> [Data records for software interfaces]:
........
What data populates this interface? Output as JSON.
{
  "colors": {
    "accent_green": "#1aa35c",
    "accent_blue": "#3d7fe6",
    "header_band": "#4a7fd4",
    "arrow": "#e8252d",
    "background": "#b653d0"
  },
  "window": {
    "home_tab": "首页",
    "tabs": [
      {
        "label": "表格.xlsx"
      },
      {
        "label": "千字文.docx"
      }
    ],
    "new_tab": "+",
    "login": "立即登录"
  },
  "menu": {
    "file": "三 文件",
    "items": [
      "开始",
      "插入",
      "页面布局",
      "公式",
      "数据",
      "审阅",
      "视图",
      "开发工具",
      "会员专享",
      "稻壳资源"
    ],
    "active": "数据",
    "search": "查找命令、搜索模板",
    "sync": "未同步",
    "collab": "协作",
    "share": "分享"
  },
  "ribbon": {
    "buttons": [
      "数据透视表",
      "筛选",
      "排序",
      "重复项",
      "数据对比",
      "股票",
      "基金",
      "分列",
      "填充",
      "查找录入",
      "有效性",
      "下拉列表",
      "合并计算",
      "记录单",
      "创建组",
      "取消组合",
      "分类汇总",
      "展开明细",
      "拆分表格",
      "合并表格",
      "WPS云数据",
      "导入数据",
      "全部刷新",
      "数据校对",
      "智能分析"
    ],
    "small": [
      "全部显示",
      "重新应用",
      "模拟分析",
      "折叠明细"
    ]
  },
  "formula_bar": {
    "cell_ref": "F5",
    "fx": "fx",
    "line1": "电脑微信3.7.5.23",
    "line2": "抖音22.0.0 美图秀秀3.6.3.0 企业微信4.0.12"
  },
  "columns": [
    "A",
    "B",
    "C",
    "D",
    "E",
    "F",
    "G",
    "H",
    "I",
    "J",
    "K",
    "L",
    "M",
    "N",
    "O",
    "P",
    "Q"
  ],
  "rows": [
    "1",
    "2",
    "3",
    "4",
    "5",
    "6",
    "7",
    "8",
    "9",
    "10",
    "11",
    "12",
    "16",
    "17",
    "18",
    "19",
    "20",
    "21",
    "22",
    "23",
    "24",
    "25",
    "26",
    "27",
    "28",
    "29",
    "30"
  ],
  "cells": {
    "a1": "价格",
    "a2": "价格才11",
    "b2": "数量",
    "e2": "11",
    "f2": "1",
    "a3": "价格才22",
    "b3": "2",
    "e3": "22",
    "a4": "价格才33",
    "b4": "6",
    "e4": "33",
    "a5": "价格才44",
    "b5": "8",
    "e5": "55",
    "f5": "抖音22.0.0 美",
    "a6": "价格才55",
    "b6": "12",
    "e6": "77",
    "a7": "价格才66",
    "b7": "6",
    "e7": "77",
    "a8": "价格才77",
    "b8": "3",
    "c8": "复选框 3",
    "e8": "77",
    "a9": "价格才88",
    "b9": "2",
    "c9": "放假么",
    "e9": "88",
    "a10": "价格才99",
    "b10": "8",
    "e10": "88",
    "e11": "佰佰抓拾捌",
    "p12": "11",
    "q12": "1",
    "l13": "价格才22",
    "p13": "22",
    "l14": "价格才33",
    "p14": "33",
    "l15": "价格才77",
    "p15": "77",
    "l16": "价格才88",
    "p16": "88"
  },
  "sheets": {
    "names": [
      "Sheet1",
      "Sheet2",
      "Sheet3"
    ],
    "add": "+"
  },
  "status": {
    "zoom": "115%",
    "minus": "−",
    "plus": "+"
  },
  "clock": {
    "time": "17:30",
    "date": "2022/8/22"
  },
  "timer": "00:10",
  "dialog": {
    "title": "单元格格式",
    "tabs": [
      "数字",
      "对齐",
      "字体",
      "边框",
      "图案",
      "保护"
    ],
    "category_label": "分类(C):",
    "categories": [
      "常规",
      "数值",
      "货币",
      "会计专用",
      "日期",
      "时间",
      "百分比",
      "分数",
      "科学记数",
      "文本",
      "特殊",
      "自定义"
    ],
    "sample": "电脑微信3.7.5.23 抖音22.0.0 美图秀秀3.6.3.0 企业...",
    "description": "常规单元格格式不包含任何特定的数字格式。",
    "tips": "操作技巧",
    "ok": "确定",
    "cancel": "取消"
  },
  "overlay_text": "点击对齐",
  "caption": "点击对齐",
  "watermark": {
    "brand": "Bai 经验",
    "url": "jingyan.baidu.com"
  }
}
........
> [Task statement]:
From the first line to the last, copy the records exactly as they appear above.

> [Output below]:
What data populates this interface? Output as JSON.
{
  "colors": {
    "accent_green": "#1aa35c",
    "accent_blue": "#3d7fe6",
    "header_band": "#4a7fd4",
    "arrow": "#e8252d",
    "background": "#b653d0"
  },
  "window": {
    "home_tab": "首页",
    "tabs": [
      {
        "label": "表格.xlsx"
      },
      {
        "label": "千字文.docx"
      }
    ],
    "new_tab": "+",
    "login": "立即登录"
  },
  "menu": {
    "file": "三 文件",
    "items": [
      "开始",
      "插入",
      "页面布局",
      "公式",
      "数据",
      "审阅",
      "视图",
      "开发工具",
      "会员专享",
      "稻壳资源"
    ],
    "active": "数据",
    "search": "查找命令、搜索模板",
    "sync": "未同步",
    "collab": "协作",
    "share": "分享"
  },
  "ribbon": {
    "buttons": [
      "数据透视表",
      "筛选",
      "排序",
      "重复项",
      "数据对比",
      "股票",
      "基金",
      "分列",
      "填充",
      "查找录入",
      "有效性",
      "下拉列表",
      "合并计算",
      "记录单",
      "创建组",
      "取消组合",
      "分类汇总",
      "展开明细",
      "拆分表格",
      "合并表格",
      "WPS云数据",
      "导入数据",
      "全部刷新",
      "数据校对",
      "智能分析"
    ],
    "small": [
      "全部显示",
      "重新应用",
      "模拟分析",
      "折叠明细"
    ]
  },
  "formula_bar": {
    "cell_ref": "F5",
    "fx": "fx",
    "line1": "电脑微信3.7.5.23",
    "line2": "抖音22.0.0 美图秀秀3.6.3.0 企业微信4.0.12"
  },
  "columns": [
    "A",
    "B",
    "C",
    "D",
    "E",
    "F",
    "G",
    "H",
    "I",
    "J",
    "K",
    "L",
    "M",
    "N",
    "O",
    "P",
    "Q"
  ],
  "rows": [
    "1",
    "2",
    "3",
    "4",
    "5",
    "6",
    "7",
    "8",
    "9",
    "10",
    "11",
    "12",
    "16",
    "17",
    "18",
    "19",
    "20",
    "21",
    "22",
    "23",
    "24",
    "25",
    "26",
    "27",
    "28",
    "29",
    "30"
  ],
  "cells": {
    "a1": "价格",
    "a2": "价格才11",
    "b2": "数量",
    "e2": "11",
    "f2": "1",
    "a3": "价格才22",
    "b3": "2",
    "e3": "22",
    "a4": "价格才33",
    "b4": "6",
    "e4": "33",
    "a5": "价格才44",
    "b5": "8",
    "e5": "55",
    "f5": "抖音22.0.0 美",
    "a6": "价格才55",
    "b6": "12",
    "e6": "77",
    "a7": "价格才66",
    "b7": "6",
    "e7": "77",
    "a8": "价格才77",
    "b8": "3",
    "c8": "复选框 3",
    "e8": "77",
    "a9": "价格才88",
    "b9": "2",
    "c9": "放假么",
    "e9": "88",
    "a10": "价格才99",
    "b10": "8",
    "e10": "88",
    "e11": "佰佰抓拾捌",
    "p12": "11",
    "q12": "1",
    "l13": "价格才22",
    "p13": "22",
    "l14": "价格才33",
    "p14": "33",
    "l15": "价格才77",
    "p15": "77",
    "l16": "价格才88",
    "p16": "88"
  },
  "sheets": {
    "names": [
      "Sheet1",
      "Sheet2",
      "Sheet3"
    ],
    "add": "+"
  },
  "status": {
    "zoom": "115%",
    "minus": "−",
    "plus": "+"
  },
  "clock": {
    "time": "17:30",
    "date": "2022/8/22"
  },
  "timer": "00:10",
  "dialog": {
    "title": "单元格格式",
    "tabs": [
      "数字",
      "对齐",
      "字体",
      "边框",
      "图案",
      "保护"
    ],
    "category_label": "分类(C):",
    "categories": [
      "常规",
      "数值",
      "货币",
      "会计专用",
      "日期",
      "时间",
      "百分比",
      "分数",
      "科学记数",
      "文本",
      "特殊",
      "自定义"
    ],
    "sample": "电脑微信3.7.5.23 抖音22.0.0 美图秀秀3.6.3.0 企业...",
    "description": "常规单元格格式不包含任何特定的数字格式。",
    "tips": "操作技巧",
    "ok": "确定",
    "cancel": "取消"
  },
  "overlay_text": "点击对齐",
  "caption": "点击对齐",
  "watermark": {
    "brand": "Bai 经验",
    "url": "jingyan.baidu.com"
  }
}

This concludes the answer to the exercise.